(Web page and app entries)
>>>

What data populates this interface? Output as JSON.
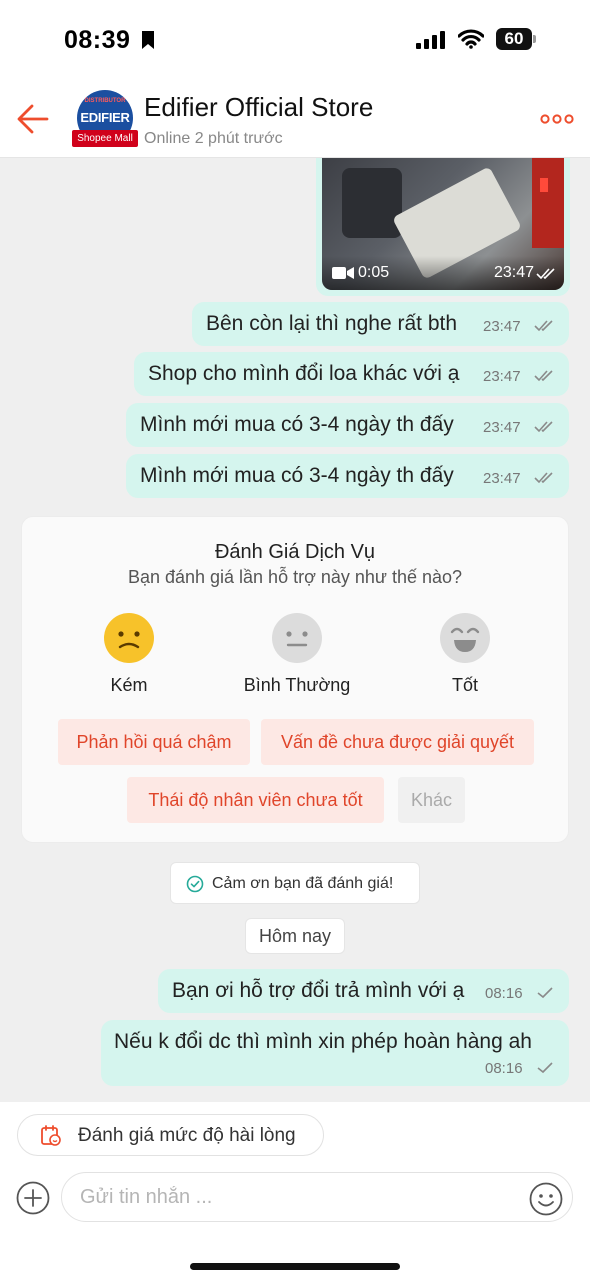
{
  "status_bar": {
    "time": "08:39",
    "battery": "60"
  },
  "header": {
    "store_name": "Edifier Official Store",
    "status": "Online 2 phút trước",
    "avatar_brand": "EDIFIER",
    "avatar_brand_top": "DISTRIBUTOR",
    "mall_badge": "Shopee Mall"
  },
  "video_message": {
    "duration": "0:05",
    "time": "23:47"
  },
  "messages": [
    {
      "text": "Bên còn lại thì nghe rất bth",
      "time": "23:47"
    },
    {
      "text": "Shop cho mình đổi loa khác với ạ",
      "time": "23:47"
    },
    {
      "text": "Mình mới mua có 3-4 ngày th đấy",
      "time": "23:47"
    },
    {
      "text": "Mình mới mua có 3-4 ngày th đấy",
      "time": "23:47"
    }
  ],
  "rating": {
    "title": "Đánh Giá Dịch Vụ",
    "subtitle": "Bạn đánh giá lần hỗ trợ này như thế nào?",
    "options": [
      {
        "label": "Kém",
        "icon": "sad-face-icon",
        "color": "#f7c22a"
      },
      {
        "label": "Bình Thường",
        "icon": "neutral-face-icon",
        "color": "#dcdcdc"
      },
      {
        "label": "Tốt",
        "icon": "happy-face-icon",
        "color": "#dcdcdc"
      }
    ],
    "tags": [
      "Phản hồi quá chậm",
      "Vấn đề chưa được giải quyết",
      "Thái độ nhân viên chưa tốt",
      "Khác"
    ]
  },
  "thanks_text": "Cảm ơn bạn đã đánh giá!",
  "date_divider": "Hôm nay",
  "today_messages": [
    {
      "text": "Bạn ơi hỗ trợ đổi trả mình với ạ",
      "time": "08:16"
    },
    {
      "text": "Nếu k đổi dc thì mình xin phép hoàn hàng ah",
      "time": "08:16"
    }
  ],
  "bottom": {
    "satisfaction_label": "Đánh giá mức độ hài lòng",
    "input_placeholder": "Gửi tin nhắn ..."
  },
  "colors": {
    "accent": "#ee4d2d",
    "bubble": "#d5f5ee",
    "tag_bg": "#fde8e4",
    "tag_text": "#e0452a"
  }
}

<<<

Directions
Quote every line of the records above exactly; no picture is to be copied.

Reply to the task
What data populates this interface? Output as JSON.
{
  "status_bar": {
    "time": "08:39",
    "battery": "60"
  },
  "header": {
    "store_name": "Edifier Official Store",
    "status": "Online 2 phút trước",
    "avatar_brand": "EDIFIER",
    "avatar_brand_top": "DISTRIBUTOR",
    "mall_badge": "Shopee Mall"
  },
  "video_message": {
    "duration": "0:05",
    "time": "23:47"
  },
  "messages": [
    {
      "text": "Bên còn lại thì nghe rất bth",
      "time": "23:47"
    },
    {
      "text": "Shop cho mình đổi loa khác với ạ",
      "time": "23:47"
    },
    {
      "text": "Mình mới mua có 3-4 ngày th đấy",
      "time": "23:47"
    },
    {
      "text": "Mình mới mua có 3-4 ngày th đấy",
      "time": "23:47"
    }
  ],
  "rating": {
    "title": "Đánh Giá Dịch Vụ",
    "subtitle": "Bạn đánh giá lần hỗ trợ này như thế nào?",
    "options": [
      {
        "label": "Kém",
        "icon": "sad-face-icon",
        "color": "#f7c22a"
      },
      {
        "label": "Bình Thường",
        "icon": "neutral-face-icon",
        "color": "#dcdcdc"
      },
      {
        "label": "Tốt",
        "icon": "happy-face-icon",
        "color": "#dcdcdc"
      }
    ],
    "tags": [
      "Phản hồi quá chậm",
      "Vấn đề chưa được giải quyết",
      "Thái độ nhân viên chưa tốt",
      "Khác"
    ]
  },
  "thanks_text": "Cảm ơn bạn đã đánh giá!",
  "date_divider": "Hôm nay",
  "today_messages": [
    {
      "text": "Bạn ơi hỗ trợ đổi trả mình với ạ",
      "time": "08:16"
    },
    {
      "text": "Nếu k đổi dc thì mình xin phép hoàn hàng ah",
      "time": "08:16"
    }
  ],
  "bottom": {
    "satisfaction_label": "Đánh giá mức độ hài lòng",
    "input_placeholder": "Gửi tin nhắn ..."
  },
  "colors": {
    "accent": "#ee4d2d",
    "bubble": "#d5f5ee",
    "tag_bg": "#fde8e4",
    "tag_text": "#e0452a"
  }
}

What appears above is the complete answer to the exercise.